***** STORED DATA *****

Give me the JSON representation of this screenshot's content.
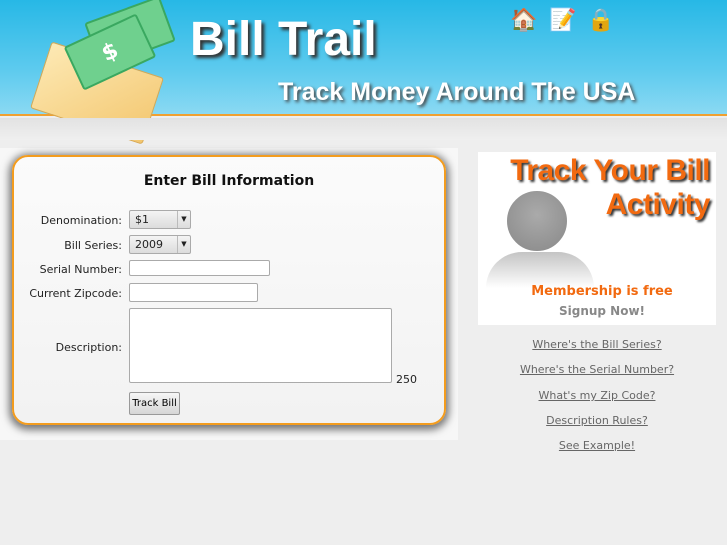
{
  "header": {
    "title": "Bill Trail",
    "tagline": "Track Money Around The USA",
    "nav_icons": [
      "home-icon",
      "edit-icon",
      "lock-icon"
    ],
    "accent": "#f39c1e"
  },
  "form": {
    "title": "Enter Bill Information",
    "denomination_label": "Denomination:",
    "denomination_value": "$1",
    "series_label": "Bill Series:",
    "series_value": "2009",
    "serial_label": "Serial Number:",
    "serial_value": "",
    "zip_label": "Current Zipcode:",
    "zip_value": "",
    "description_label": "Description:",
    "description_value": "",
    "char_count": "250",
    "submit_label": "Track Bill"
  },
  "promo": {
    "title_line1": "Track Your Bill",
    "title_line2": "Activity",
    "membership": "Membership is free",
    "signup": "Signup Now!"
  },
  "help_links": [
    "Where's the Bill Series?",
    "Where's the Serial Number?",
    "What's my Zip Code?",
    "Description Rules?",
    "See Example!"
  ]
}
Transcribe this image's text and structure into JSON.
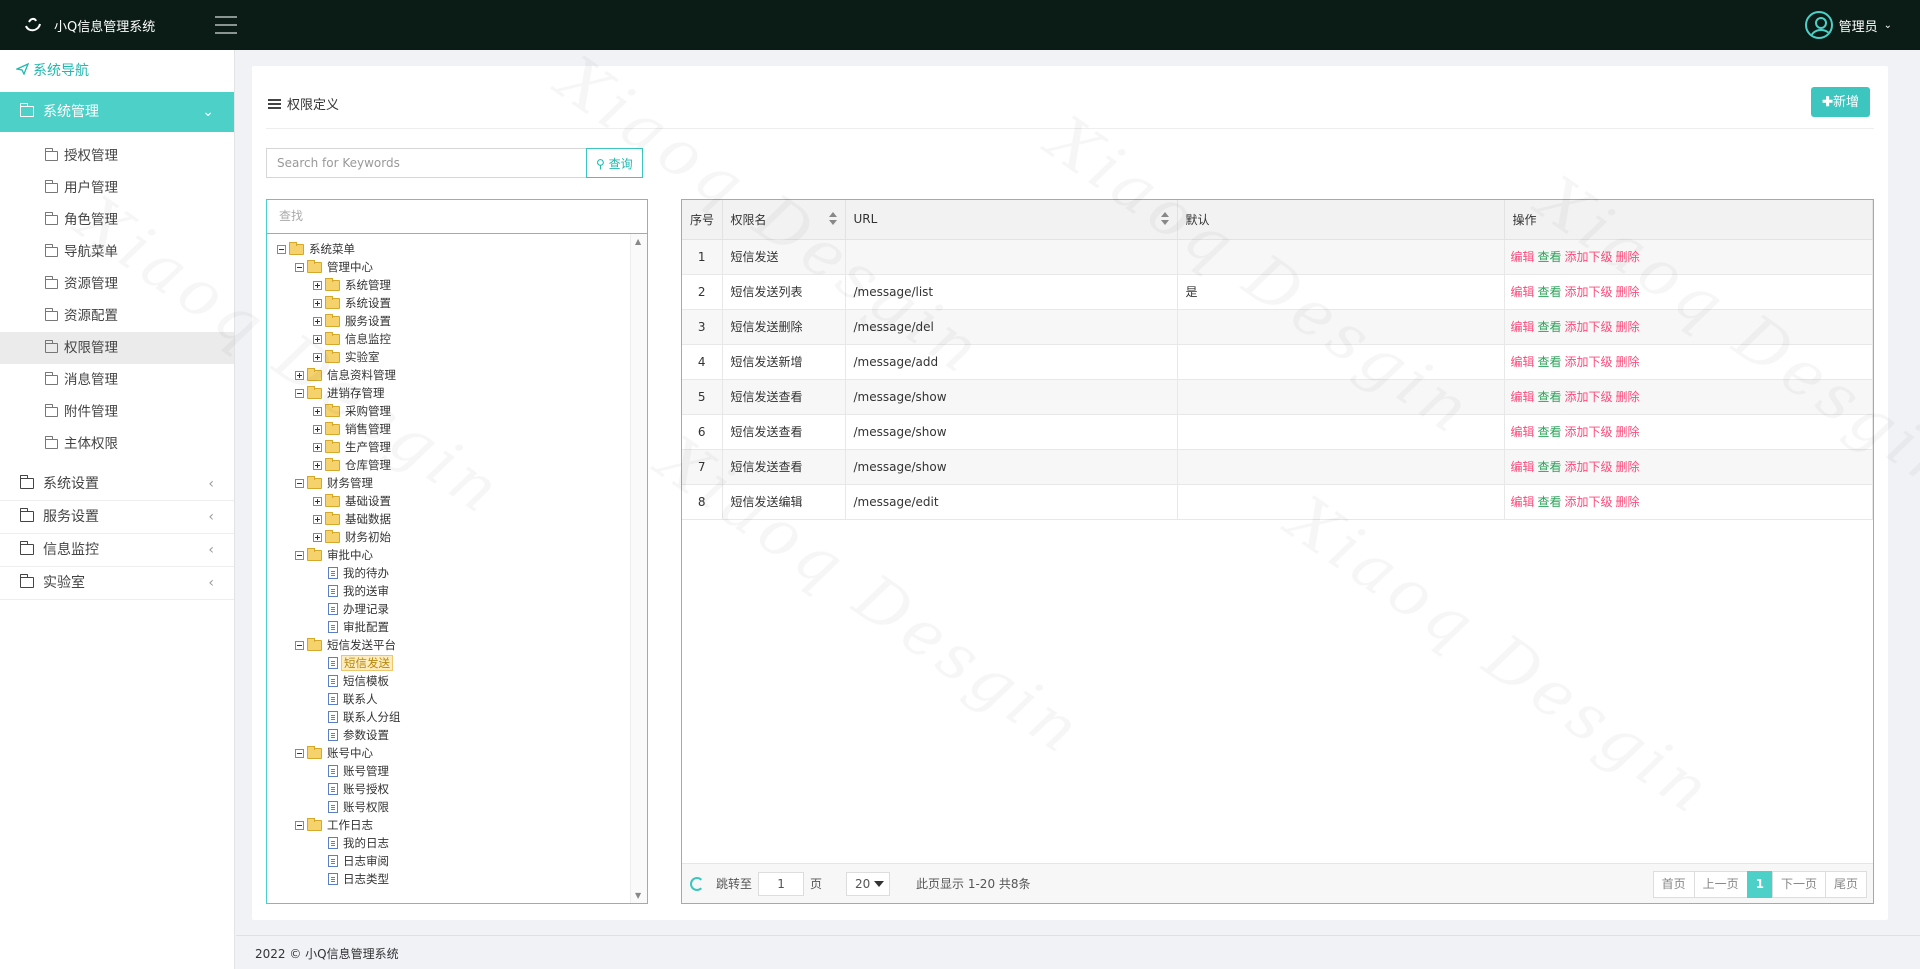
{
  "header": {
    "app_title": "小Q信息管理系统",
    "user_name": "管理员"
  },
  "sidebar": {
    "nav_title": "系统导航",
    "active_group": "系统管理",
    "sub_items": [
      "授权管理",
      "用户管理",
      "角色管理",
      "导航菜单",
      "资源管理",
      "资源配置",
      "权限管理",
      "消息管理",
      "附件管理",
      "主体权限"
    ],
    "active_sub": "权限管理",
    "groups": [
      "系统设置",
      "服务设置",
      "信息监控",
      "实验室"
    ]
  },
  "panel": {
    "title": "权限定义",
    "add_label": "新增"
  },
  "search": {
    "placeholder": "Search for Keywords",
    "button_label": "查询"
  },
  "tree": {
    "find_placeholder": "查找",
    "nodes": [
      {
        "label": "系统菜单",
        "level": 0,
        "kind": "folder",
        "toggle": "minus"
      },
      {
        "label": "管理中心",
        "level": 1,
        "kind": "folder",
        "toggle": "minus"
      },
      {
        "label": "系统管理",
        "level": 2,
        "kind": "folder",
        "toggle": "plus"
      },
      {
        "label": "系统设置",
        "level": 2,
        "kind": "folder",
        "toggle": "plus"
      },
      {
        "label": "服务设置",
        "level": 2,
        "kind": "folder",
        "toggle": "plus"
      },
      {
        "label": "信息监控",
        "level": 2,
        "kind": "folder",
        "toggle": "plus"
      },
      {
        "label": "实验室",
        "level": 2,
        "kind": "folder",
        "toggle": "plus"
      },
      {
        "label": "信息资料管理",
        "level": 1,
        "kind": "folder",
        "toggle": "plus"
      },
      {
        "label": "进销存管理",
        "level": 1,
        "kind": "folder",
        "toggle": "minus"
      },
      {
        "label": "采购管理",
        "level": 2,
        "kind": "folder",
        "toggle": "plus"
      },
      {
        "label": "销售管理",
        "level": 2,
        "kind": "folder",
        "toggle": "plus"
      },
      {
        "label": "生产管理",
        "level": 2,
        "kind": "folder",
        "toggle": "plus"
      },
      {
        "label": "仓库管理",
        "level": 2,
        "kind": "folder",
        "toggle": "plus"
      },
      {
        "label": "财务管理",
        "level": 1,
        "kind": "folder",
        "toggle": "minus"
      },
      {
        "label": "基础设置",
        "level": 2,
        "kind": "folder",
        "toggle": "plus"
      },
      {
        "label": "基础数据",
        "level": 2,
        "kind": "folder",
        "toggle": "plus"
      },
      {
        "label": "财务初始",
        "level": 2,
        "kind": "folder",
        "toggle": "plus"
      },
      {
        "label": "审批中心",
        "level": 1,
        "kind": "folder",
        "toggle": "minus"
      },
      {
        "label": "我的待办",
        "level": 2,
        "kind": "doc"
      },
      {
        "label": "我的送审",
        "level": 2,
        "kind": "doc"
      },
      {
        "label": "办理记录",
        "level": 2,
        "kind": "doc"
      },
      {
        "label": "审批配置",
        "level": 2,
        "kind": "doc"
      },
      {
        "label": "短信发送平台",
        "level": 1,
        "kind": "folder",
        "toggle": "minus"
      },
      {
        "label": "短信发送",
        "level": 2,
        "kind": "doc",
        "selected": true
      },
      {
        "label": "短信模板",
        "level": 2,
        "kind": "doc"
      },
      {
        "label": "联系人",
        "level": 2,
        "kind": "doc"
      },
      {
        "label": "联系人分组",
        "level": 2,
        "kind": "doc"
      },
      {
        "label": "参数设置",
        "level": 2,
        "kind": "doc"
      },
      {
        "label": "账号中心",
        "level": 1,
        "kind": "folder",
        "toggle": "minus"
      },
      {
        "label": "账号管理",
        "level": 2,
        "kind": "doc"
      },
      {
        "label": "账号授权",
        "level": 2,
        "kind": "doc"
      },
      {
        "label": "账号权限",
        "level": 2,
        "kind": "doc"
      },
      {
        "label": "工作日志",
        "level": 1,
        "kind": "folder",
        "toggle": "minus"
      },
      {
        "label": "我的日志",
        "level": 2,
        "kind": "doc"
      },
      {
        "label": "日志审阅",
        "level": 2,
        "kind": "doc"
      },
      {
        "label": "日志类型",
        "level": 2,
        "kind": "doc"
      }
    ]
  },
  "table": {
    "columns": [
      "序号",
      "权限名",
      "URL",
      "默认",
      "操作"
    ],
    "actions": [
      "编辑",
      "查看",
      "添加下级",
      "删除"
    ],
    "rows": [
      {
        "no": "1",
        "name": "短信发送",
        "url": "",
        "default": ""
      },
      {
        "no": "2",
        "name": "短信发送列表",
        "url": "/message/list",
        "default": "是"
      },
      {
        "no": "3",
        "name": "短信发送删除",
        "url": "/message/del",
        "default": ""
      },
      {
        "no": "4",
        "name": "短信发送新增",
        "url": "/message/add",
        "default": ""
      },
      {
        "no": "5",
        "name": "短信发送查看",
        "url": "/message/show",
        "default": ""
      },
      {
        "no": "6",
        "name": "短信发送查看",
        "url": "/message/show",
        "default": ""
      },
      {
        "no": "7",
        "name": "短信发送查看",
        "url": "/message/show",
        "default": ""
      },
      {
        "no": "8",
        "name": "短信发送编辑",
        "url": "/message/edit",
        "default": ""
      }
    ]
  },
  "pager": {
    "jump_label": "跳转至",
    "jump_value": "1",
    "page_unit": "页",
    "page_size": "20",
    "info": "此页显示 1-20 共8条",
    "first": "首页",
    "prev": "上一页",
    "current": "1",
    "next": "下一页",
    "last": "尾页"
  },
  "footer": {
    "text": "2022 © 小Q信息管理系统"
  },
  "watermark": "Xiaoq Desgin",
  "colors": {
    "accent": "#4dd0c8",
    "header_bg": "#0b1c17",
    "action_red": "#ff4a7a",
    "action_green": "#2ca35a"
  }
}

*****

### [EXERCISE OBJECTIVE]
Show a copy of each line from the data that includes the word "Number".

### [OUTPUT FOR THIS EXERCISE]
    "serial_label": "Serial Number:",
    "Where's the Serial Number?",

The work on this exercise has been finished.